The best known public prank is the 1957 news show broadcast by Panorama. It was a three-minute segment about a bumper spaghetti harvest in southern Switzerland. This was apparently because of an unusually mild winter and the “virtual disappearance of the spaghetti weevil,” with video footage of a Swiss family pulling pasta off spaghetti trees and placing it into baskets. The show said: “For those who love this dish, there’s nothing like real, home-grown spaghetti.”
Hundreds of people phoned the BBC wanting to know how they could grow their own spaghetti tree. To this query the BBC simply said: “Place a sprig of spaghetti in a tin of tomato sauce and hope for the best.”
In Sweden, in 1962, there was only one television channel, and it was shown in black and white. The station announced that their “technical expert,” Kjell Stensson, was going to tell people how to view color images on their black-and-white sets. Researchers, he said, had recently discovered that covering your television screen with a pair of tights would cause the light to bend in such a way that it would appear as if the image was in color. All viewers had to do, Stensson said, was to cut open a pair of stockings and tape them over the screen of their television set.
Thousands of viewers fell for the hoax. Many say today that they remember their parents (their fathers in particular) rushing through the house trying to find stockings to place over the TV set. Regular colour broadcasts began in Sweden on April 1, 1970.
In 1977 the Guardian published a seven-page “special report” about San Serriffe, a small country located in the Indian Ocean consisting of several islands that make the shape of a semi-colon. The two main islands were called Upper Caisse and Lower Caisse. They did an in-depth series of articles on the history, geography and daily life on these idyllic islands.
The Guardian’s phones rang all day as readers wanted more information about the perfect-sounding fictional holiday spot, and the hoax began a tradition in newspapers to try and fool their readers.
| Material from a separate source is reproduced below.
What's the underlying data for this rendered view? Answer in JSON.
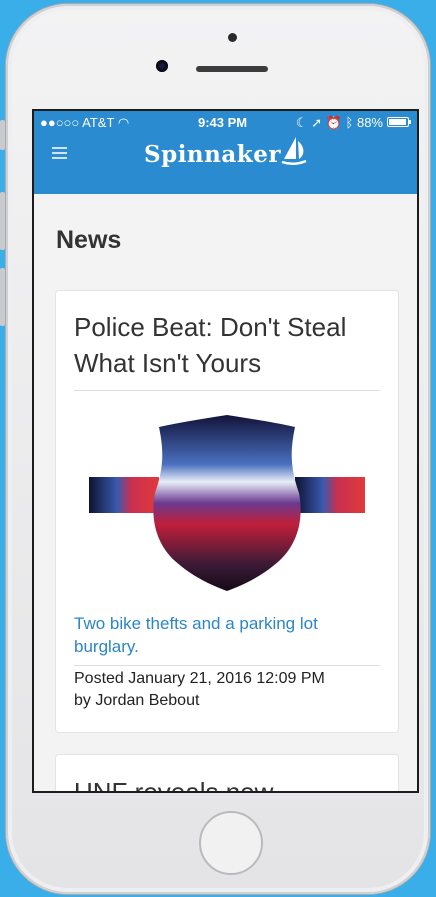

On 1 April 1972, newspaper headlines around the world announced the dead body of the Loch Ness Monster had been found. A team of zoologists from Yorkshire’s Flamingo Park Zoo, who were at Loch Ness searching for proof of Nessie’s existence, had discovered the carcass floating in the water the day before. Initial reports claimed it weighed a ton and a half and was 15½ feet long. Upon inspection, Nessie turned out to be a bull elephant seal.
The zoo’s education officer, John Shields, confessed he had been responsible for placing the body in the Loch. The seal had died the week before, and he had shaved off its whiskers, padded its cheeks with stones, and kept it frozen for a week, before dumping it in the Loch. The seal’s body was displayed at the Flamingo Park Zoo for a few days before being properly disposed of.
During an interview on BBC Radio 2, on the morning of 1 April 1976, the astronomer Patrick Moore announced that at 9:47 AM a once-in-a-lifetime astronomical event was going to take place. The planet Pluto would pass behind Jupiter, temporarily causing a gravitational alignment that would reduce the Earth’s own gravity. Moore told his listeners that if they jumped in the air at the exact moment this planetary alignment occurred, they would experience a strange floating sensation.
The BBC received hundreds of phone calls from listeners claiming to have felt the sensation. One woman even reported she and her 11 friends had risen from their chairs and floated around the room.
Source: Daily Mail – read More